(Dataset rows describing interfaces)
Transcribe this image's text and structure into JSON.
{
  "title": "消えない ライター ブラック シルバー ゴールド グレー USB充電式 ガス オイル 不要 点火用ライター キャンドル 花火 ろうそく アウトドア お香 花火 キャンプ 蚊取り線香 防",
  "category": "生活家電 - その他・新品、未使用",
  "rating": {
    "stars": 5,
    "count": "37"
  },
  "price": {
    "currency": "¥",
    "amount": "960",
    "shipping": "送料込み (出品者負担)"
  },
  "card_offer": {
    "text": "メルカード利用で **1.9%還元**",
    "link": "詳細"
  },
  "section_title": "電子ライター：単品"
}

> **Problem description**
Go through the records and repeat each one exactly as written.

> **Answer box**
Transcribe this image's text and structure into JSON.
{
  "title": "消えない ライター ブラック シルバー ゴールド グレー USB充電式 ガス オイル 不要 点火用ライター キャンドル 花火 ろうそく アウトドア お香 花火 キャンプ 蚊取り線香 防",
  "category": "生活家電 - その他・新品、未使用",
  "rating": {
    "stars": 5,
    "count": "37"
  },
  "price": {
    "currency": "¥",
    "amount": "960",
    "shipping": "送料込み (出品者負担)"
  },
  "card_offer": {
    "text": "メルカード利用で **1.9%還元**",
    "link": "詳細"
  },
  "section_title": "電子ライター：単品"
}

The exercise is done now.